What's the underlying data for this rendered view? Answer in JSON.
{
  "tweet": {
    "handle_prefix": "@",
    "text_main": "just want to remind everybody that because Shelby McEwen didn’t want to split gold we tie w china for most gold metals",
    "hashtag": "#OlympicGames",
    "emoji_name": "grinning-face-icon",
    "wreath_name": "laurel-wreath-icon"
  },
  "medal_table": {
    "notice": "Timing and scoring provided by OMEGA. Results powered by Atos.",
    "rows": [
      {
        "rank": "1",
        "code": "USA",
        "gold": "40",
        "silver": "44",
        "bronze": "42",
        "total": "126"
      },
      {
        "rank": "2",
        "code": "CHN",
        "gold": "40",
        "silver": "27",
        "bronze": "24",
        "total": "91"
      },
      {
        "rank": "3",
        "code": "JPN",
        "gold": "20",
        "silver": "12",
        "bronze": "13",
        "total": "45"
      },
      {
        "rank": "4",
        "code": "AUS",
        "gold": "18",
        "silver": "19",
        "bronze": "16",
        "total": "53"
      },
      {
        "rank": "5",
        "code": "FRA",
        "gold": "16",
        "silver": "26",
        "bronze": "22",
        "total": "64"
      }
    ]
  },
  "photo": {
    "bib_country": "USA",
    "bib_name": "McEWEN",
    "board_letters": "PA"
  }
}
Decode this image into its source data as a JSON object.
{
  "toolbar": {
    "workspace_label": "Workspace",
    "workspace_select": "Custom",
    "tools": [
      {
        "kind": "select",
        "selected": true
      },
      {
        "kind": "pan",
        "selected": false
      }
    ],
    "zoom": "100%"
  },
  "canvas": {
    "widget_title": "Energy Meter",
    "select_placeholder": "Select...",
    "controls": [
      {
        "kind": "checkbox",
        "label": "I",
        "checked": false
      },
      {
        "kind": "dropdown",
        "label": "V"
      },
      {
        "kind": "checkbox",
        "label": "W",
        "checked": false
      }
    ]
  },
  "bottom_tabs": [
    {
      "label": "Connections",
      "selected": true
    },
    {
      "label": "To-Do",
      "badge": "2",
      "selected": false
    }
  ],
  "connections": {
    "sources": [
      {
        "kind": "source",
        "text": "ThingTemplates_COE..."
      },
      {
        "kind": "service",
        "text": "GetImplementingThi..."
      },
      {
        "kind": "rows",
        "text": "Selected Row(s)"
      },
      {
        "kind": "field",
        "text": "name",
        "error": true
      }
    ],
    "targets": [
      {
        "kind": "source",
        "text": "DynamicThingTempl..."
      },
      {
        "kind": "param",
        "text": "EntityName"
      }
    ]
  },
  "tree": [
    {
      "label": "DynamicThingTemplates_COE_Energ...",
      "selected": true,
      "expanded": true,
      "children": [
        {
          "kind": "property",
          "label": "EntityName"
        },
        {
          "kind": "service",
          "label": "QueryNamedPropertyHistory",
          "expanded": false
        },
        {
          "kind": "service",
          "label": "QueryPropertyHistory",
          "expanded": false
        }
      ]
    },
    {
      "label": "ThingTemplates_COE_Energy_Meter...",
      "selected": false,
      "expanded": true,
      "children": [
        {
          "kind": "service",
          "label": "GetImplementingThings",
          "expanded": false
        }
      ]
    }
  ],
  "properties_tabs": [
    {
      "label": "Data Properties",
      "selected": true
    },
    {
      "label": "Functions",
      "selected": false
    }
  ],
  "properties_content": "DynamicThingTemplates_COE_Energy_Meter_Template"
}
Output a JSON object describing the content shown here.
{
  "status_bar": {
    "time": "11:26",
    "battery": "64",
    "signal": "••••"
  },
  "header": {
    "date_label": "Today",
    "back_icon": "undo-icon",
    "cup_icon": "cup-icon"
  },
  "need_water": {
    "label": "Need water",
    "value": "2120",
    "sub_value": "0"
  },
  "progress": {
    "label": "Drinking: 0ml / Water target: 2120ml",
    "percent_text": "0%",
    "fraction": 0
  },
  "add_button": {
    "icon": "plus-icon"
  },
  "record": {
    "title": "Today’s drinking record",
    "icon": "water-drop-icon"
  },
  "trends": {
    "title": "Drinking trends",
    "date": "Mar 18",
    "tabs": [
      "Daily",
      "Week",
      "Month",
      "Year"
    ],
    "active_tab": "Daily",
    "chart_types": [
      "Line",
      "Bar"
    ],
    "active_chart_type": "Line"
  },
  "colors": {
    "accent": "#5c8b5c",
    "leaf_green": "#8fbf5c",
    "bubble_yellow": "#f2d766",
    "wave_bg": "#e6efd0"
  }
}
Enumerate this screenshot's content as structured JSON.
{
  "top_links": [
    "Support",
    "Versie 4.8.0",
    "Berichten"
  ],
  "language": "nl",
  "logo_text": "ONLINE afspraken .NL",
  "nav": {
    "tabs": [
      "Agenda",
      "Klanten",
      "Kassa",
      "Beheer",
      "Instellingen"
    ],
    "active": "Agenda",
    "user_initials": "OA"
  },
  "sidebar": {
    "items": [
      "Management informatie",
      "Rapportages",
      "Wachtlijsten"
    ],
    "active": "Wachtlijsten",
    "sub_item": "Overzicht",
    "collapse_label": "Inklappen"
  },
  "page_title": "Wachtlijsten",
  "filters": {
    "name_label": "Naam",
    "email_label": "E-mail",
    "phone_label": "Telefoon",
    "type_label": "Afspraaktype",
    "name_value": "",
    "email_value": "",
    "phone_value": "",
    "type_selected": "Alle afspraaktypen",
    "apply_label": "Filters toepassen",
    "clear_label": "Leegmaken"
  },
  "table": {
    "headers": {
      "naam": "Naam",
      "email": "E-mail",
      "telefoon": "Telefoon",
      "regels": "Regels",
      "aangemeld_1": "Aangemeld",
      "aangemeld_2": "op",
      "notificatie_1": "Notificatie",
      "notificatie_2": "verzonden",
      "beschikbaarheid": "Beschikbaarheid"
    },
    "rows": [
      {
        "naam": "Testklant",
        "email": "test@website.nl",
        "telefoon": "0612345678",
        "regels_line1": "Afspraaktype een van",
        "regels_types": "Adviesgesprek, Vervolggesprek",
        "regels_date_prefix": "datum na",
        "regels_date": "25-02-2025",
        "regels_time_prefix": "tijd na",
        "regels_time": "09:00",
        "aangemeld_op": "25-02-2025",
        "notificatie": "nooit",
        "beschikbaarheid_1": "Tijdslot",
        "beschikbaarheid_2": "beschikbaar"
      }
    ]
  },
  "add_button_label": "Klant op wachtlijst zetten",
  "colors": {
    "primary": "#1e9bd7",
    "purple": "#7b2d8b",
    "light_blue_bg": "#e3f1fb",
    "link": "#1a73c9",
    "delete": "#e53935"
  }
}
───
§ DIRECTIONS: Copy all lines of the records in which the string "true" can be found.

§ THE ANSWER:
        "selected": true
      "selected": true
        "error": true
      "selected": true,
      "expanded": true,
      "expanded": true,
      "selected": true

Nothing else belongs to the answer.